Nutmeg distinctly different spice produced from a fruit of an evergreen tree usually 9-12 mtr high. Nutmeg is the dried seed kernel of the fruit. When the fruit mature it burst open along the groove exposing the bright attractive mace, covering the hard black, shiny shell of the seed called nutmeg.
Nutmeg is a quintessential autumn spice, frequently found in fall desserts and beverages. It can also be used in savory dishes, such as butternut squash soup, and pairs well with cream- or cheese-based recipes like a vegetable gratin.
To make nutmeg for seasoning, the nutmeg seeds are dried gradually in the sun over a period of six to eight weeks. During this time, the nutmeg shrinks away from its hard seed coat. The spice is ready when the kernels rattle in their shells when shaken.
Nutmeg vs. Mace

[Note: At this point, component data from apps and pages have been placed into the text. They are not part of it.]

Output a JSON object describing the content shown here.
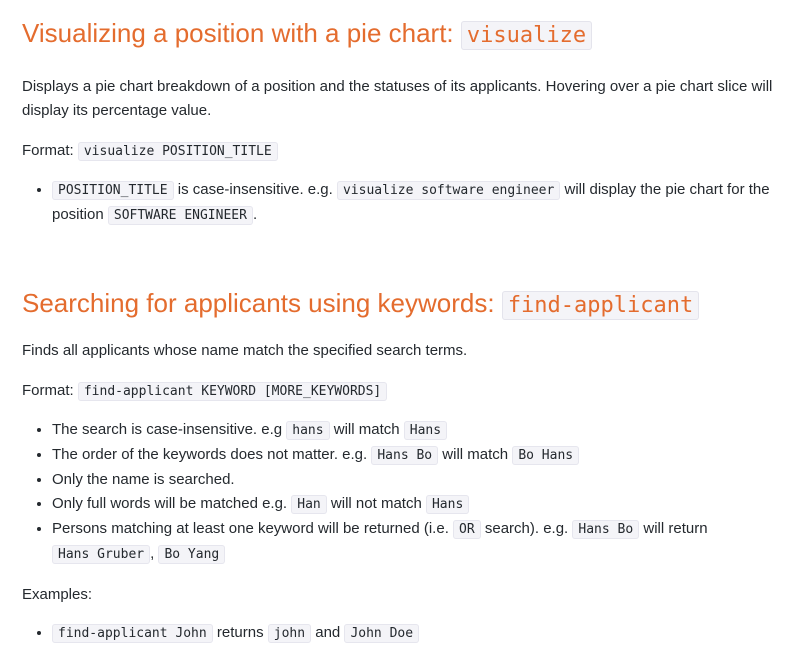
{
  "section1": {
    "title": "Visualizing a position with a pie chart: ",
    "title_code": "visualize",
    "description": "Displays a pie chart breakdown of a position and the statuses of its applicants. Hovering over a pie chart slice will display its percentage value.",
    "format_label": "Format: ",
    "format_code": "visualize POSITION_TITLE",
    "bullets": [
      {
        "code1": "POSITION_TITLE",
        "text1": " is case-insensitive. e.g. ",
        "code2": "visualize software engineer",
        "text2": " will display the pie chart for the position ",
        "code3": "SOFTWARE ENGINEER",
        "text3": "."
      }
    ]
  },
  "section2": {
    "title": "Searching for applicants using keywords: ",
    "title_code": "find-applicant",
    "description": "Finds all applicants whose name match the specified search terms.",
    "format_label": "Format: ",
    "format_code": "find-applicant KEYWORD [MORE_KEYWORDS]",
    "bullets": {
      "b1": {
        "text1": "The search is case-insensitive. e.g ",
        "code1": "hans",
        "text2": " will match ",
        "code2": "Hans"
      },
      "b2": {
        "text1": "The order of the keywords does not matter. e.g. ",
        "code1": "Hans Bo",
        "text2": " will match ",
        "code2": "Bo Hans"
      },
      "b3": {
        "text1": "Only the name is searched."
      },
      "b4": {
        "text1": "Only full words will be matched e.g. ",
        "code1": "Han",
        "text2": " will not match ",
        "code2": "Hans"
      },
      "b5": {
        "text1": "Persons matching at least one keyword will be returned (i.e. ",
        "code1": "OR",
        "text2": " search). e.g. ",
        "code2": "Hans Bo",
        "text3": " will return ",
        "code3": "Hans Gruber",
        "text4": ", ",
        "code4": "Bo Yang"
      }
    },
    "examples_label": "Examples:",
    "examples": [
      {
        "code1": "find-applicant John",
        "text1": " returns ",
        "code2": "john",
        "text2": " and ",
        "code3": "John Doe"
      }
    ]
  },
  "colors": {
    "heading": "#e46c2e",
    "text": "#24292e",
    "code_bg": "#f4f4f8"
  }
}
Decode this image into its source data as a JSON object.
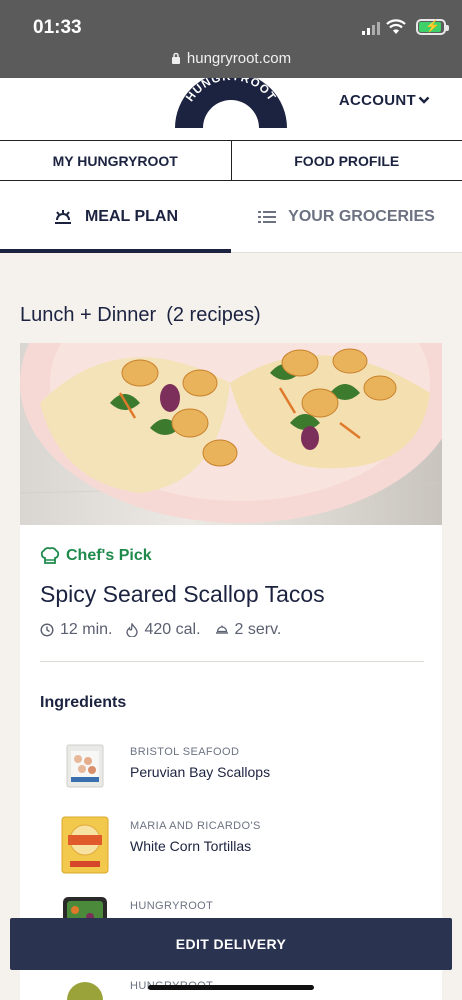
{
  "status_bar": {
    "time": "01:33",
    "url": "hungryroot.com"
  },
  "header": {
    "logo_text": "HUNGRYROOT",
    "account_label": "ACCOUNT"
  },
  "sub_tabs": [
    {
      "label": "MY HUNGRYROOT"
    },
    {
      "label": "FOOD PROFILE"
    }
  ],
  "main_tabs": [
    {
      "label": "MEAL PLAN",
      "active": true
    },
    {
      "label": "YOUR GROCERIES",
      "active": false
    }
  ],
  "section": {
    "title": "Lunch + Dinner",
    "count": "(2 recipes)"
  },
  "recipe": {
    "badge": "Chef's Pick",
    "name": "Spicy Seared Scallop Tacos",
    "time": "12 min.",
    "calories": "420 cal.",
    "servings": "2 serv.",
    "ingredients_title": "Ingredients",
    "ingredients": [
      {
        "brand": "BRISTOL SEAFOOD",
        "name": "Peruvian Bay Scallops"
      },
      {
        "brand": "MARIA AND RICARDO'S",
        "name": "White Corn Tortillas"
      },
      {
        "brand": "HUNGRYROOT",
        "name": ""
      },
      {
        "brand": "HUNGRYROOT",
        "name": ""
      }
    ]
  },
  "footer": {
    "edit_delivery_label": "EDIT DELIVERY"
  },
  "colors": {
    "navy": "#1c2340",
    "button": "#2a3350",
    "chef_green": "#1f8a4c",
    "background": "#f5f2ee"
  }
}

Although both spices come from the same tree, nutmeg and mace do differ from each other. The mace, which is the outer coating of the nutmeg seed, is removed first and ground into a red-colored spice, while the nutmeg pit or seed can either be kept whole or ground up. Nutmeg has a milder taste compared to mace and is sweeter and more delicate; mace is a little spicier and can be described as a combination of pepper and cinnamon. Even though they grow as one, they are rarely used together in a recipe.
Packed in Kraft Paper Pouch